Given the records that follow, return each one verbatim.
Segment Start: Listed entries
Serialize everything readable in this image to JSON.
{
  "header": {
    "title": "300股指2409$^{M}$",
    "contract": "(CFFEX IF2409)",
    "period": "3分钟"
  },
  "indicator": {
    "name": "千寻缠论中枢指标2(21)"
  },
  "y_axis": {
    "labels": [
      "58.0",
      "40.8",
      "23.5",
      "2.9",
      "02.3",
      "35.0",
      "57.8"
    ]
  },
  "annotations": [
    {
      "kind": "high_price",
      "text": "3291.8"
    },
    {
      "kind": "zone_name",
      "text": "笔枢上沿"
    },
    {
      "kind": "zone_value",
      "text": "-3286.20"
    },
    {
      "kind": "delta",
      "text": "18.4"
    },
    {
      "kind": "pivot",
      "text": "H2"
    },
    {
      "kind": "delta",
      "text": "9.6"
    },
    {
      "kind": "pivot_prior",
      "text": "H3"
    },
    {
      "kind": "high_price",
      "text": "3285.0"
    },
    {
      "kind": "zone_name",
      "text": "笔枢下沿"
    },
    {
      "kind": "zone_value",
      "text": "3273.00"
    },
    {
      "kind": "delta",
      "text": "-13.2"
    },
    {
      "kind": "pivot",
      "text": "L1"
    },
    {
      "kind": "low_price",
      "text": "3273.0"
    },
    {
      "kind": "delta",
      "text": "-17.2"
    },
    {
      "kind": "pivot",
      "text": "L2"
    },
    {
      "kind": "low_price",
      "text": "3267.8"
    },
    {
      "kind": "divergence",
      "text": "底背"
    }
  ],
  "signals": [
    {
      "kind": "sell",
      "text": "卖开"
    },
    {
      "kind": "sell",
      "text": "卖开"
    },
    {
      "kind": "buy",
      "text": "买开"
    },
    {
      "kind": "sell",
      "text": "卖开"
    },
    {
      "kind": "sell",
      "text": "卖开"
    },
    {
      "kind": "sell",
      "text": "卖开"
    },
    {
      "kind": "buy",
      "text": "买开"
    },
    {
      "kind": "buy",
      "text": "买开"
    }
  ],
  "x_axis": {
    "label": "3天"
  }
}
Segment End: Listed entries
* [Written solution]
Serialize everything readable in this image to JSON.
{
  "header": {
    "title": "300股指2409$^{M}$",
    "contract": "(CFFEX IF2409)",
    "period": "3分钟"
  },
  "indicator": {
    "name": "千寻缠论中枢指标2(21)"
  },
  "y_axis": {
    "labels": [
      "58.0",
      "40.8",
      "23.5",
      "2.9",
      "02.3",
      "35.0",
      "57.8"
    ]
  },
  "annotations": [
    {
      "kind": "high_price",
      "text": "3291.8"
    },
    {
      "kind": "zone_name",
      "text": "笔枢上沿"
    },
    {
      "kind": "zone_value",
      "text": "-3286.20"
    },
    {
      "kind": "delta",
      "text": "18.4"
    },
    {
      "kind": "pivot",
      "text": "H2"
    },
    {
      "kind": "delta",
      "text": "9.6"
    },
    {
      "kind": "pivot_prior",
      "text": "H3"
    },
    {
      "kind": "high_price",
      "text": "3285.0"
    },
    {
      "kind": "zone_name",
      "text": "笔枢下沿"
    },
    {
      "kind": "zone_value",
      "text": "3273.00"
    },
    {
      "kind": "delta",
      "text": "-13.2"
    },
    {
      "kind": "pivot",
      "text": "L1"
    },
    {
      "kind": "low_price",
      "text": "3273.0"
    },
    {
      "kind": "delta",
      "text": "-17.2"
    },
    {
      "kind": "pivot",
      "text": "L2"
    },
    {
      "kind": "low_price",
      "text": "3267.8"
    },
    {
      "kind": "divergence",
      "text": "底背"
    }
  ],
  "signals": [
    {
      "kind": "sell",
      "text": "卖开"
    },
    {
      "kind": "sell",
      "text": "卖开"
    },
    {
      "kind": "buy",
      "text": "买开"
    },
    {
      "kind": "sell",
      "text": "卖开"
    },
    {
      "kind": "sell",
      "text": "卖开"
    },
    {
      "kind": "sell",
      "text": "卖开"
    },
    {
      "kind": "buy",
      "text": "买开"
    },
    {
      "kind": "buy",
      "text": "买开"
    }
  ],
  "x_axis": {
    "label": "3天"
  }
}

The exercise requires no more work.